(Saved data entries)
☆ ☆ ☆ ☆

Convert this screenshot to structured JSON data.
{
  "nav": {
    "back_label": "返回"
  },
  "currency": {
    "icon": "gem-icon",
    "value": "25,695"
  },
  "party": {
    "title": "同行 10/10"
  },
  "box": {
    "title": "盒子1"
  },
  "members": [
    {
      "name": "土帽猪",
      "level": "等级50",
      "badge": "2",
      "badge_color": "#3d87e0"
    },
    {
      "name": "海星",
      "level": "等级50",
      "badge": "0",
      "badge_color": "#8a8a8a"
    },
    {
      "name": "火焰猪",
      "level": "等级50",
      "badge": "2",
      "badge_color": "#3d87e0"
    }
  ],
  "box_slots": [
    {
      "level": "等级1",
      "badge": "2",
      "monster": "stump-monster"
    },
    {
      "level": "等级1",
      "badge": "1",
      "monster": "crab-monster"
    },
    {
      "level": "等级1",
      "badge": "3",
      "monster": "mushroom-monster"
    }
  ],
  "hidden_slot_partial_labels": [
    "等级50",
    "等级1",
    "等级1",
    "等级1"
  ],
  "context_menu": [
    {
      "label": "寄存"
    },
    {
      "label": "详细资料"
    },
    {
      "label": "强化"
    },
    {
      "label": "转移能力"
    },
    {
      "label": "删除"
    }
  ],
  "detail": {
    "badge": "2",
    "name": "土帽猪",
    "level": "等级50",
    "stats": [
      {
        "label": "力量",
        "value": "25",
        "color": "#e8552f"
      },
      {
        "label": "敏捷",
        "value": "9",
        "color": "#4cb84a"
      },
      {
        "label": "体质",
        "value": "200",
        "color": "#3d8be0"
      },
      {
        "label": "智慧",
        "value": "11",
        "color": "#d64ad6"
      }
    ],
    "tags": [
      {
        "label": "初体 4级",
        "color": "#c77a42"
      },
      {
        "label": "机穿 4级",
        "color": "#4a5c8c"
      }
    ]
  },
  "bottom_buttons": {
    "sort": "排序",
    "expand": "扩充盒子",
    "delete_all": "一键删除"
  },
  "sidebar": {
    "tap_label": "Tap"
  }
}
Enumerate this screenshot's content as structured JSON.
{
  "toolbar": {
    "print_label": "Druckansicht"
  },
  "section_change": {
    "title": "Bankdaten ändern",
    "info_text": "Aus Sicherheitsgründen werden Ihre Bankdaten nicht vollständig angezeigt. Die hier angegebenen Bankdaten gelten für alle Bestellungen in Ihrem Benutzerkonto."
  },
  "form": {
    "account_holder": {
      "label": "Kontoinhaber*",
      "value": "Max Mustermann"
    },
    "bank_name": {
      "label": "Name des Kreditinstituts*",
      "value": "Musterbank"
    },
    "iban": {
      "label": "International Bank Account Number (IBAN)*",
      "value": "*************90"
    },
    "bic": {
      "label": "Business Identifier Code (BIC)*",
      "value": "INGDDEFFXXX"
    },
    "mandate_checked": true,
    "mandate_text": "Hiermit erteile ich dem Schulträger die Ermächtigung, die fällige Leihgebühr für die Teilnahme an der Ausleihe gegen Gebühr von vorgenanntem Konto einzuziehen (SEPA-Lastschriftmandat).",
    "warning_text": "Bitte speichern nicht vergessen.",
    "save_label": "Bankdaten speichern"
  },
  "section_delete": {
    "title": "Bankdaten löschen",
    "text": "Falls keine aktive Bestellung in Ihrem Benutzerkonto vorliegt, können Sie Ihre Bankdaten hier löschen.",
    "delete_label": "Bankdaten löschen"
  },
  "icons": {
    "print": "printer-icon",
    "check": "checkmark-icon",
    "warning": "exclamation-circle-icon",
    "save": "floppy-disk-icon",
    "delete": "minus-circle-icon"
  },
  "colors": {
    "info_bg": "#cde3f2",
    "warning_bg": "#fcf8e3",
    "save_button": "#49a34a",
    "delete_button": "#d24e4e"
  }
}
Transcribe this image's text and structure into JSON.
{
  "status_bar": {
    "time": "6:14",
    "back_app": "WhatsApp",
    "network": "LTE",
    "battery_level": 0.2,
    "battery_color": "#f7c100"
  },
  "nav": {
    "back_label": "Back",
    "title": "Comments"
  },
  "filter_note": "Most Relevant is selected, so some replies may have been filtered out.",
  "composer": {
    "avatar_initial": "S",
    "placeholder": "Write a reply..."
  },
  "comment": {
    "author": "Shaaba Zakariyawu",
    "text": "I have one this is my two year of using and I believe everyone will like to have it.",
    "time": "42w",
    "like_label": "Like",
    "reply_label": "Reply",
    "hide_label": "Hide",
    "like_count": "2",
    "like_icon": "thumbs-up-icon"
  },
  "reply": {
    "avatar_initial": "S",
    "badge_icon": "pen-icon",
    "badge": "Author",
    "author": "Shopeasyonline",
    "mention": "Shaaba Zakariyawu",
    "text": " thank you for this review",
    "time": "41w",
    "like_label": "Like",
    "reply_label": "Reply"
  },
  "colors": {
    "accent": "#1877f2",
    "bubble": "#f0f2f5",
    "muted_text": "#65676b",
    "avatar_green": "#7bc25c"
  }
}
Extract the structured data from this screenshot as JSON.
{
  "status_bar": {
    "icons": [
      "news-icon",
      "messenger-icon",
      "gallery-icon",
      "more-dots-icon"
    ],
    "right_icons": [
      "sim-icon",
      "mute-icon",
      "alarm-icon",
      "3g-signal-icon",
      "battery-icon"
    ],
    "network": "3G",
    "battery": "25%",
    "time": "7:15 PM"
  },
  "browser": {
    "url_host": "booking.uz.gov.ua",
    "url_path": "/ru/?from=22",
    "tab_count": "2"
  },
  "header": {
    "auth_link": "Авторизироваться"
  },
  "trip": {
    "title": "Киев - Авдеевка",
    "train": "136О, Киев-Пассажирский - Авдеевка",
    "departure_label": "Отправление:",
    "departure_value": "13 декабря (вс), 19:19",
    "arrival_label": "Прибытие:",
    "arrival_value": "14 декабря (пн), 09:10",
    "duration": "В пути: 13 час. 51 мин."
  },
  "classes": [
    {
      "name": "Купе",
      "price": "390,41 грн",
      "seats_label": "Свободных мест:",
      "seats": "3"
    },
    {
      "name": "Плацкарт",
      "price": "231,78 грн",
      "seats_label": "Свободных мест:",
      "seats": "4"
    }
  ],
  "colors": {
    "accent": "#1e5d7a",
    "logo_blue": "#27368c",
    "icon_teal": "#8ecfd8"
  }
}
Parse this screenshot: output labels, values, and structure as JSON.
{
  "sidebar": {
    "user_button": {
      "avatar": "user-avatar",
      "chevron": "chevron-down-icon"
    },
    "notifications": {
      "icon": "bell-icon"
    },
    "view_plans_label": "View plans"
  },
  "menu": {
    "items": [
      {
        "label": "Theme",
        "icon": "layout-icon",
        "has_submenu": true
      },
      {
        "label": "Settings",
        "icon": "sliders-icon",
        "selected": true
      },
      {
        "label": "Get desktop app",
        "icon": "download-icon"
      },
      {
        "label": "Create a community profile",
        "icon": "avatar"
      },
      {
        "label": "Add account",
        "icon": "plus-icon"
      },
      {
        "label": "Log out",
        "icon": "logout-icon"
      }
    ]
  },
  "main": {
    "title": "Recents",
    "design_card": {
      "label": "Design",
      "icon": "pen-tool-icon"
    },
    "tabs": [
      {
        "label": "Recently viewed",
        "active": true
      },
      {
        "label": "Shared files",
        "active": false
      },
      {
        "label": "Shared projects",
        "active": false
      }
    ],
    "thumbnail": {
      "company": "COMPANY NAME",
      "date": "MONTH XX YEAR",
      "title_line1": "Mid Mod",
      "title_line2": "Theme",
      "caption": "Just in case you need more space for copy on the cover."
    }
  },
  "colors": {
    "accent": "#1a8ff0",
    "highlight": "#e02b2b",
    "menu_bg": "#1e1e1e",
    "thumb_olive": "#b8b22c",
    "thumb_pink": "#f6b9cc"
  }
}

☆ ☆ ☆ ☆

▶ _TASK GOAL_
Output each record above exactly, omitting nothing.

▶ _EXERCISE SOLUTION_
Convert this screenshot to structured JSON data.
{
  "nav": {
    "back_label": "返回"
  },
  "currency": {
    "icon": "gem-icon",
    "value": "25,695"
  },
  "party": {
    "title": "同行 10/10"
  },
  "box": {
    "title": "盒子1"
  },
  "members": [
    {
      "name": "土帽猪",
      "level": "等级50",
      "badge": "2",
      "badge_color": "#3d87e0"
    },
    {
      "name": "海星",
      "level": "等级50",
      "badge": "0",
      "badge_color": "#8a8a8a"
    },
    {
      "name": "火焰猪",
      "level": "等级50",
      "badge": "2",
      "badge_color": "#3d87e0"
    }
  ],
  "box_slots": [
    {
      "level": "等级1",
      "badge": "2",
      "monster": "stump-monster"
    },
    {
      "level": "等级1",
      "badge": "1",
      "monster": "crab-monster"
    },
    {
      "level": "等级1",
      "badge": "3",
      "monster": "mushroom-monster"
    }
  ],
  "hidden_slot_partial_labels": [
    "等级50",
    "等级1",
    "等级1",
    "等级1"
  ],
  "context_menu": [
    {
      "label": "寄存"
    },
    {
      "label": "详细资料"
    },
    {
      "label": "强化"
    },
    {
      "label": "转移能力"
    },
    {
      "label": "删除"
    }
  ],
  "detail": {
    "badge": "2",
    "name": "土帽猪",
    "level": "等级50",
    "stats": [
      {
        "label": "力量",
        "value": "25",
        "color": "#e8552f"
      },
      {
        "label": "敏捷",
        "value": "9",
        "color": "#4cb84a"
      },
      {
        "label": "体质",
        "value": "200",
        "color": "#3d8be0"
      },
      {
        "label": "智慧",
        "value": "11",
        "color": "#d64ad6"
      }
    ],
    "tags": [
      {
        "label": "初体 4级",
        "color": "#c77a42"
      },
      {
        "label": "机穿 4级",
        "color": "#4a5c8c"
      }
    ]
  },
  "bottom_buttons": {
    "sort": "排序",
    "expand": "扩充盒子",
    "delete_all": "一键删除"
  },
  "sidebar": {
    "tap_label": "Tap"
  }
}
Enumerate this screenshot's content as structured JSON.
{
  "toolbar": {
    "print_label": "Druckansicht"
  },
  "section_change": {
    "title": "Bankdaten ändern",
    "info_text": "Aus Sicherheitsgründen werden Ihre Bankdaten nicht vollständig angezeigt. Die hier angegebenen Bankdaten gelten für alle Bestellungen in Ihrem Benutzerkonto."
  },
  "form": {
    "account_holder": {
      "label": "Kontoinhaber*",
      "value": "Max Mustermann"
    },
    "bank_name": {
      "label": "Name des Kreditinstituts*",
      "value": "Musterbank"
    },
    "iban": {
      "label": "International Bank Account Number (IBAN)*",
      "value": "*************90"
    },
    "bic": {
      "label": "Business Identifier Code (BIC)*",
      "value": "INGDDEFFXXX"
    },
    "mandate_checked": true,
    "mandate_text": "Hiermit erteile ich dem Schulträger die Ermächtigung, die fällige Leihgebühr für die Teilnahme an der Ausleihe gegen Gebühr von vorgenanntem Konto einzuziehen (SEPA-Lastschriftmandat).",
    "warning_text": "Bitte speichern nicht vergessen.",
    "save_label": "Bankdaten speichern"
  },
  "section_delete": {
    "title": "Bankdaten löschen",
    "text": "Falls keine aktive Bestellung in Ihrem Benutzerkonto vorliegt, können Sie Ihre Bankdaten hier löschen.",
    "delete_label": "Bankdaten löschen"
  },
  "icons": {
    "print": "printer-icon",
    "check": "checkmark-icon",
    "warning": "exclamation-circle-icon",
    "save": "floppy-disk-icon",
    "delete": "minus-circle-icon"
  },
  "colors": {
    "info_bg": "#cde3f2",
    "warning_bg": "#fcf8e3",
    "save_button": "#49a34a",
    "delete_button": "#d24e4e"
  }
}
Transcribe this image's text and structure into JSON.
{
  "status_bar": {
    "time": "6:14",
    "back_app": "WhatsApp",
    "network": "LTE",
    "battery_level": 0.2,
    "battery_color": "#f7c100"
  },
  "nav": {
    "back_label": "Back",
    "title": "Comments"
  },
  "filter_note": "Most Relevant is selected, so some replies may have been filtered out.",
  "composer": {
    "avatar_initial": "S",
    "placeholder": "Write a reply..."
  },
  "comment": {
    "author": "Shaaba Zakariyawu",
    "text": "I have one this is my two year of using and I believe everyone will like to have it.",
    "time": "42w",
    "like_label": "Like",
    "reply_label": "Reply",
    "hide_label": "Hide",
    "like_count": "2",
    "like_icon": "thumbs-up-icon"
  },
  "reply": {
    "avatar_initial": "S",
    "badge_icon": "pen-icon",
    "badge": "Author",
    "author": "Shopeasyonline",
    "mention": "Shaaba Zakariyawu",
    "text": " thank you for this review",
    "time": "41w",
    "like_label": "Like",
    "reply_label": "Reply"
  },
  "colors": {
    "accent": "#1877f2",
    "bubble": "#f0f2f5",
    "muted_text": "#65676b",
    "avatar_green": "#7bc25c"
  }
}
Extract the structured data from this screenshot as JSON.
{
  "status_bar": {
    "icons": [
      "news-icon",
      "messenger-icon",
      "gallery-icon",
      "more-dots-icon"
    ],
    "right_icons": [
      "sim-icon",
      "mute-icon",
      "alarm-icon",
      "3g-signal-icon",
      "battery-icon"
    ],
    "network": "3G",
    "battery": "25%",
    "time": "7:15 PM"
  },
  "browser": {
    "url_host": "booking.uz.gov.ua",
    "url_path": "/ru/?from=22",
    "tab_count": "2"
  },
  "header": {
    "auth_link": "Авторизироваться"
  },
  "trip": {
    "title": "Киев - Авдеевка",
    "train": "136О, Киев-Пассажирский - Авдеевка",
    "departure_label": "Отправление:",
    "departure_value": "13 декабря (вс), 19:19",
    "arrival_label": "Прибытие:",
    "arrival_value": "14 декабря (пн), 09:10",
    "duration": "В пути: 13 час. 51 мин."
  },
  "classes": [
    {
      "name": "Купе",
      "price": "390,41 грн",
      "seats_label": "Свободных мест:",
      "seats": "3"
    },
    {
      "name": "Плацкарт",
      "price": "231,78 грн",
      "seats_label": "Свободных мест:",
      "seats": "4"
    }
  ],
  "colors": {
    "accent": "#1e5d7a",
    "logo_blue": "#27368c",
    "icon_teal": "#8ecfd8"
  }
}
Parse this screenshot: output labels, values, and structure as JSON.
{
  "sidebar": {
    "user_button": {
      "avatar": "user-avatar",
      "chevron": "chevron-down-icon"
    },
    "notifications": {
      "icon": "bell-icon"
    },
    "view_plans_label": "View plans"
  },
  "menu": {
    "items": [
      {
        "label": "Theme",
        "icon": "layout-icon",
        "has_submenu": true
      },
      {
        "label": "Settings",
        "icon": "sliders-icon",
        "selected": true
      },
      {
        "label": "Get desktop app",
        "icon": "download-icon"
      },
      {
        "label": "Create a community profile",
        "icon": "avatar"
      },
      {
        "label": "Add account",
        "icon": "plus-icon"
      },
      {
        "label": "Log out",
        "icon": "logout-icon"
      }
    ]
  },
  "main": {
    "title": "Recents",
    "design_card": {
      "label": "Design",
      "icon": "pen-tool-icon"
    },
    "tabs": [
      {
        "label": "Recently viewed",
        "active": true
      },
      {
        "label": "Shared files",
        "active": false
      },
      {
        "label": "Shared projects",
        "active": false
      }
    ],
    "thumbnail": {
      "company": "COMPANY NAME",
      "date": "MONTH XX YEAR",
      "title_line1": "Mid Mod",
      "title_line2": "Theme",
      "caption": "Just in case you need more space for copy on the cover."
    }
  },
  "colors": {
    "accent": "#1a8ff0",
    "highlight": "#e02b2b",
    "menu_bg": "#1e1e1e",
    "thumb_olive": "#b8b22c",
    "thumb_pink": "#f6b9cc"
  }
}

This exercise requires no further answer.